Step 2: via random diffusion/scattering process, the "lucky" electron migrates to the surface.

Step 3: the electrons that make it to the surface then escapes the metal.

Now, what happens to the ones that did not escape. There are several scenarios:

1. In Step 2, since this is a purely random process, it means that statistically, HALF of the electrons will end up moving in the wrong direction, i.e. they will have components of their velocity moving away from the surface. Those will not make it out. This is why in a simple, standard metal, you'll never get a quantum efficiency (QE - number of electrons out per photon) greater than 50%. In fact, for metals, the QE is often 0.01% - 0.0001%! These "lost" electrons will eventually lose their energy and decay back into the conduction band.

2. Also in Step 2, these excited electrons can bump into other electrons (both excited and not excited). Remember, these are metals, and there are a lot of conduction electrons. Electron-electron scattering tends to remove energy from the energetic ones. So in just one single collision with another electron, that excited electron can lose its energy and drops back into the conduction band, below the work function. Here, you can already see that the primary mechanism for energy loss isn't the emission light, but a transfer of energy to the rest of the conduction electron.

Zz.

24. Aug 17, 2012

### curiousatlarg

Thanks!

25. Aug 17, 2012

### curiousatlarg
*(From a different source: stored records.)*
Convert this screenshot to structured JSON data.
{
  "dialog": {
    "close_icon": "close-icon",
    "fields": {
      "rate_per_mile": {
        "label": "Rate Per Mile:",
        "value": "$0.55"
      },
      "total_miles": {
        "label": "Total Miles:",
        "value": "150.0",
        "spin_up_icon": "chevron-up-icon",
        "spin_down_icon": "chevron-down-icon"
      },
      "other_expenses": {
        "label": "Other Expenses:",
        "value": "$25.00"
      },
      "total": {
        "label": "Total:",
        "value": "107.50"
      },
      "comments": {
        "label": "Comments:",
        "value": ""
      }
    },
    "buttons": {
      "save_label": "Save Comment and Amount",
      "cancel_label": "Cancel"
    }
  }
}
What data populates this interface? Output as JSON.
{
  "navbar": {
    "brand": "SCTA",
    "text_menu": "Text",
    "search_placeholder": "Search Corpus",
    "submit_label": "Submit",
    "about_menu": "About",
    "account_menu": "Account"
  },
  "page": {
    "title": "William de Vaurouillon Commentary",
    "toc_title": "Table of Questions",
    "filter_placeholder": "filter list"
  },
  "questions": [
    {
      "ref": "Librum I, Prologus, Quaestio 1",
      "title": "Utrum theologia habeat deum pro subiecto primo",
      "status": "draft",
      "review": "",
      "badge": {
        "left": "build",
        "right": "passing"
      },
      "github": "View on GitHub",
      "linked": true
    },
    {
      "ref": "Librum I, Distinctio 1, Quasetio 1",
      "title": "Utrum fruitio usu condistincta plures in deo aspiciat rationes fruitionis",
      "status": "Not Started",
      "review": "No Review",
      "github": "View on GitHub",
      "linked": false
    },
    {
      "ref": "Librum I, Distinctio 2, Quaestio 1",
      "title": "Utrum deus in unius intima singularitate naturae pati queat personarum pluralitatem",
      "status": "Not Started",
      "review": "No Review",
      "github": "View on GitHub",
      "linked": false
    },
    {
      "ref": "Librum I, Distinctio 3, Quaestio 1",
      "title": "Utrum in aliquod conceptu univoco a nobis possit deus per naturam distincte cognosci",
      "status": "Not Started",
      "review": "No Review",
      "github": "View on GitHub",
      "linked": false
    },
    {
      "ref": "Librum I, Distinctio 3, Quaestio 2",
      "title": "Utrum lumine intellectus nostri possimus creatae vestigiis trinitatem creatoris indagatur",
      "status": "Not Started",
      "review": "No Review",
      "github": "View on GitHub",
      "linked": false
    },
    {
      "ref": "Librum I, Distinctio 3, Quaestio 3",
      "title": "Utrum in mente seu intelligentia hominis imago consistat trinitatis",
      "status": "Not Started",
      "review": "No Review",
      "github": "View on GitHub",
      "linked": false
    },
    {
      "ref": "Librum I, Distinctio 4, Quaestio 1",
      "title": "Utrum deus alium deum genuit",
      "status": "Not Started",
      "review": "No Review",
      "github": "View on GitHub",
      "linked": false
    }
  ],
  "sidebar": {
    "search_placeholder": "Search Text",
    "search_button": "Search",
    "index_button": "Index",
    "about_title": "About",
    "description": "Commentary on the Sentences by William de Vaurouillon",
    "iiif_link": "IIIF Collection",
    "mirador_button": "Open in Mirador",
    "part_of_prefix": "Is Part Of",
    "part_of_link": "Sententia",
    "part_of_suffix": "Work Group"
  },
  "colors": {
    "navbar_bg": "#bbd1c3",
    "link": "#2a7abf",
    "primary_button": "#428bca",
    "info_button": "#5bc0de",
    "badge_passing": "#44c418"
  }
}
Ah, yes, the origional question was why light does not transfer signals to wires. I was supposing that a nano antenna made of wire could work somehow, and also wondering what happens when light strikes any metal wire.